[What you are asked to do]: Return the records that follow, unchanged and complete.

[Dataset extract]:
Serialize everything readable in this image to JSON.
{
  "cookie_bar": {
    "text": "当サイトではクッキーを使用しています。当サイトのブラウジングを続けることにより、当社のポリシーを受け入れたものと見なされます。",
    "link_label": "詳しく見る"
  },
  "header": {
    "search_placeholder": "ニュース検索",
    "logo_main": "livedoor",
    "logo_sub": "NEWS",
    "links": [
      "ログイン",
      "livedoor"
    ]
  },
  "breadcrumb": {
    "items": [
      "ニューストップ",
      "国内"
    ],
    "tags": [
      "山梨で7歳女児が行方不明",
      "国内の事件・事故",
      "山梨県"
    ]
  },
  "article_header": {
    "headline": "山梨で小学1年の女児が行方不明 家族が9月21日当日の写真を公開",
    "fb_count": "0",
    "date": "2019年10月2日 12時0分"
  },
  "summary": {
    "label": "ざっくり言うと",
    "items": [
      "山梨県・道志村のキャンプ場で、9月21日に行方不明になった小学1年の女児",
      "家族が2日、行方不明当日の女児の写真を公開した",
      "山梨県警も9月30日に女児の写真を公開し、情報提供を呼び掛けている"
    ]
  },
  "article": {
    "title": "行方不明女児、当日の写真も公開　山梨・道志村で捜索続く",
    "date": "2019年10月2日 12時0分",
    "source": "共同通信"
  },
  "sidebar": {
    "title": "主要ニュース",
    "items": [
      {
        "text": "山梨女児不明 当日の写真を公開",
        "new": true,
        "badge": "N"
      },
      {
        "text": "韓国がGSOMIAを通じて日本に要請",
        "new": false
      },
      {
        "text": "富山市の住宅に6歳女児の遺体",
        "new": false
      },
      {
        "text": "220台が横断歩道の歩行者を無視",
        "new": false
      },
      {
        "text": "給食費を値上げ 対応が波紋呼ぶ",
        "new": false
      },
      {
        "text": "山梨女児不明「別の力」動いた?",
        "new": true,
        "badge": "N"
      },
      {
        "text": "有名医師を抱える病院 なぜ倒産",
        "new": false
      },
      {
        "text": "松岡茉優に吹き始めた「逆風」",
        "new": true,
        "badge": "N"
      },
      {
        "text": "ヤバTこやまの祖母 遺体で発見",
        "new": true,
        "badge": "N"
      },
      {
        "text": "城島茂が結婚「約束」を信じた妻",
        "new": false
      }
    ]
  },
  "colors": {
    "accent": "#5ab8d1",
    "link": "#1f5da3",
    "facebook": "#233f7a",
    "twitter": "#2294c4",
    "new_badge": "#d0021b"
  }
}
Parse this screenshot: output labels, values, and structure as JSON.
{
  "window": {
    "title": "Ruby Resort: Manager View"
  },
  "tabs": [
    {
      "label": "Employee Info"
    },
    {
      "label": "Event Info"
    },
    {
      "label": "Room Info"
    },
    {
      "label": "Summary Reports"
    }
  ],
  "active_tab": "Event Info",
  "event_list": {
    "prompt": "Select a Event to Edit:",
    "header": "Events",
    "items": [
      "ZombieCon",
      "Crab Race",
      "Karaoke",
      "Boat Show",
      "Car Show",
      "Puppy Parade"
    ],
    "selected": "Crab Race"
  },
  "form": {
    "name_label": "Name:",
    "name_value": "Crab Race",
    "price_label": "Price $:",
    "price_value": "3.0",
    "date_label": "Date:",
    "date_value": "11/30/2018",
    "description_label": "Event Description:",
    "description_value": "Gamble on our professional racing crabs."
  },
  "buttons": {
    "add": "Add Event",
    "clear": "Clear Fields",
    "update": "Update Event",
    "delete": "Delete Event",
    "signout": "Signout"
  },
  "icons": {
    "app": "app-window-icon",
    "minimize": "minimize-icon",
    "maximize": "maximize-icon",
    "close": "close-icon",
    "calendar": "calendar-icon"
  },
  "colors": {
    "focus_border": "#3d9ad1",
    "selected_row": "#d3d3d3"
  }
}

[Final answer]:
Serialize everything readable in this image to JSON.
{
  "cookie_bar": {
    "text": "当サイトではクッキーを使用しています。当サイトのブラウジングを続けることにより、当社のポリシーを受け入れたものと見なされます。",
    "link_label": "詳しく見る"
  },
  "header": {
    "search_placeholder": "ニュース検索",
    "logo_main": "livedoor",
    "logo_sub": "NEWS",
    "links": [
      "ログイン",
      "livedoor"
    ]
  },
  "breadcrumb": {
    "items": [
      "ニューストップ",
      "国内"
    ],
    "tags": [
      "山梨で7歳女児が行方不明",
      "国内の事件・事故",
      "山梨県"
    ]
  },
  "article_header": {
    "headline": "山梨で小学1年の女児が行方不明 家族が9月21日当日の写真を公開",
    "fb_count": "0",
    "date": "2019年10月2日 12時0分"
  },
  "summary": {
    "label": "ざっくり言うと",
    "items": [
      "山梨県・道志村のキャンプ場で、9月21日に行方不明になった小学1年の女児",
      "家族が2日、行方不明当日の女児の写真を公開した",
      "山梨県警も9月30日に女児の写真を公開し、情報提供を呼び掛けている"
    ]
  },
  "article": {
    "title": "行方不明女児、当日の写真も公開　山梨・道志村で捜索続く",
    "date": "2019年10月2日 12時0分",
    "source": "共同通信"
  },
  "sidebar": {
    "title": "主要ニュース",
    "items": [
      {
        "text": "山梨女児不明 当日の写真を公開",
        "new": true,
        "badge": "N"
      },
      {
        "text": "韓国がGSOMIAを通じて日本に要請",
        "new": false
      },
      {
        "text": "富山市の住宅に6歳女児の遺体",
        "new": false
      },
      {
        "text": "220台が横断歩道の歩行者を無視",
        "new": false
      },
      {
        "text": "給食費を値上げ 対応が波紋呼ぶ",
        "new": false
      },
      {
        "text": "山梨女児不明「別の力」動いた?",
        "new": true,
        "badge": "N"
      },
      {
        "text": "有名医師を抱える病院 なぜ倒産",
        "new": false
      },
      {
        "text": "松岡茉優に吹き始めた「逆風」",
        "new": true,
        "badge": "N"
      },
      {
        "text": "ヤバTこやまの祖母 遺体で発見",
        "new": true,
        "badge": "N"
      },
      {
        "text": "城島茂が結婚「約束」を信じた妻",
        "new": false
      }
    ]
  },
  "colors": {
    "accent": "#5ab8d1",
    "link": "#1f5da3",
    "facebook": "#233f7a",
    "twitter": "#2294c4",
    "new_badge": "#d0021b"
  }
}
Parse this screenshot: output labels, values, and structure as JSON.
{
  "window": {
    "title": "Ruby Resort: Manager View"
  },
  "tabs": [
    {
      "label": "Employee Info"
    },
    {
      "label": "Event Info"
    },
    {
      "label": "Room Info"
    },
    {
      "label": "Summary Reports"
    }
  ],
  "active_tab": "Event Info",
  "event_list": {
    "prompt": "Select a Event to Edit:",
    "header": "Events",
    "items": [
      "ZombieCon",
      "Crab Race",
      "Karaoke",
      "Boat Show",
      "Car Show",
      "Puppy Parade"
    ],
    "selected": "Crab Race"
  },
  "form": {
    "name_label": "Name:",
    "name_value": "Crab Race",
    "price_label": "Price $:",
    "price_value": "3.0",
    "date_label": "Date:",
    "date_value": "11/30/2018",
    "description_label": "Event Description:",
    "description_value": "Gamble on our professional racing crabs."
  },
  "buttons": {
    "add": "Add Event",
    "clear": "Clear Fields",
    "update": "Update Event",
    "delete": "Delete Event",
    "signout": "Signout"
  },
  "icons": {
    "app": "app-window-icon",
    "minimize": "minimize-icon",
    "maximize": "maximize-icon",
    "close": "close-icon",
    "calendar": "calendar-icon"
  },
  "colors": {
    "focus_border": "#3d9ad1",
    "selected_row": "#d3d3d3"
  }
}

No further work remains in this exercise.